Spicy Parsnip Soup
A tasty warming soup for the winter months, made with simple ingredients. You can omit the chili if you prefer less heat and the flavor will still be wonderful. This soup makes a filling lunch, or serve smaller portions as an impressive starter to your evening meal.
Spicy Parsnip Soup
Ingredients – serves 4
2 Large parsnips
½ Onion, finely chopped
500 mls Chicken stock
150 mls Cream
1 tsp Turmeric
1 tsp Ras el Hanout
1 Large clove of garlic peeled and crushed
1 Piece of ginger (about 3 cms long), peeled and grated
1 Small red chilli, deseeded and chopped – optional
Salt and black pepper to taste
- Peel, core and slice the parsnips, place them in a saucepan with the butter and sweat until they soften.
- Add the chopped onion, garlic, ginger and chilli (if used) and cook for a further 5 minutes until soft, but not browned.
- Add the spices and cook for a few minutes to allow the flavour to develop. Add the chicken stock and simmer until the parsnips are very soft (about 15 mins).
- Remove from the heat, allow to cool slightly and then liquidise until really smooth.
- Place back on a gentle heat and stir in the cream. Adjust the seasoning to suit your taste with black pepper and sea salt.
- The soup can be thinned down by adding water if required.
To serve, reheat the soup gently and serve garnished with some finely chopped parsley or coriander, crispy croutons and some crusty bread.
our breakfast buffet for our guests and then also as a dessert, warm with cinnamon ice cream.
Apples are in season now! This cake was a great success with our guests, lovely and moist and not too sweet! It would also be really good served slightly warm with some vanilla ice cream.
Apple Cake from Jane’s kitchen at Mas d’Augustine
Ingredients – serves 8

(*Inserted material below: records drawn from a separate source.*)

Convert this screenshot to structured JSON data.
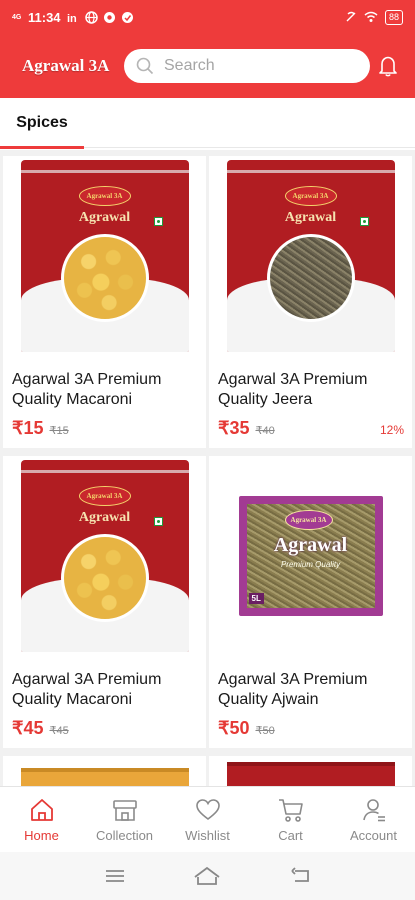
{
  "status_bar": {
    "time": "11:34",
    "network": "4G",
    "battery": "88"
  },
  "header": {
    "brand": "Agrawal 3A",
    "search_placeholder": "Search"
  },
  "tabs": [
    {
      "label": "Spices",
      "active": true
    }
  ],
  "products": [
    {
      "name": "Agarwal 3A Premium Quality Macaroni",
      "price": "₹15",
      "mrp": "₹15",
      "discount": "",
      "image": "macaroni-pouch"
    },
    {
      "name": "Agarwal 3A Premium Quality Jeera",
      "price": "₹35",
      "mrp": "₹40",
      "discount": "12%",
      "image": "jeera-pouch"
    },
    {
      "name": "Agarwal 3A Premium Quality Macaroni",
      "price": "₹45",
      "mrp": "₹45",
      "discount": "",
      "image": "macaroni-pouch"
    },
    {
      "name": "Agarwal 3A Premium Quality Ajwain",
      "price": "₹50",
      "mrp": "₹50",
      "discount": "",
      "image": "ajwain-packet"
    }
  ],
  "packet_text": {
    "logo": "Agrawal 3A",
    "brand_word": "Agrawal",
    "ajwain_sub": "Premium Quality",
    "ajwain_weight": "5L"
  },
  "bottom_nav": [
    {
      "label": "Home",
      "icon": "home-icon",
      "active": true
    },
    {
      "label": "Collection",
      "icon": "store-icon",
      "active": false
    },
    {
      "label": "Wishlist",
      "icon": "heart-icon",
      "active": false
    },
    {
      "label": "Cart",
      "icon": "cart-icon",
      "active": false
    },
    {
      "label": "Account",
      "icon": "account-icon",
      "active": false
    }
  ],
  "colors": {
    "brand_red": "#ee3b3b",
    "price_red": "#e53935",
    "inactive_gray": "#8a8a8a"
  }
}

25g Ground almonds
225g Soft butter
200g Castor sugar
25g Vanilla sugar
(I use vanilla sugar in this recipe but, if you can’t find any, use a tsp of vanilla essence and 225g of castor sugar)
500g Apples (Granny Smith or similar)
225g Self-raising Flour
2 tsp Baking powder
1 tsp of Powdered cinnamon
Butter for greasing the tin
- Preheat the oven to 160C (fan assisted). Line the bottom and sides of a 24cm loose bottom cake tin with baking parchment.
- Peel and core the apples, then chop into cubes and toss in the lemon juice to prevent them from turning brown. Set aside.
- Whisk the butter and sugars together in a large mixing bowl until thick, pale and creamy.
- Add the eggs, one at a time, beating well between each addition.
- Sift together the flour, baking powder and cinnamon and fold gently into the mixture.
- Gently stir in the ground almonds and chopped apple. Mix thoroughly.
- Spoon the cake mixture into the prepared tin and bake in the centre of the oven for 1 hour.
- Check the cake after 30 minutes and, if it is becoming too brown, place a piece of tin foil or baking parchment loosely over the top.
- After one hour, check to see if the cake is cooked by inserting a skewer into its centre – it should come out clean.
- Remove from the oven and leave to cool in the tin.
Serve cold on its own for tea or breakfast, or warm as a delicious dessert with crème fraiche, mascarpone, cinnamon or vanilla ice cream.
Mas d’Augustine, a former silk farm built in the latter part of the 18th Century, retains many of its original features and has been restored with respect for the original architecture. For information about a visit with Jane and Gary at Mas d’Augustine in the village outside Uzes, La Bruguière, check out the website: masdaugustine.com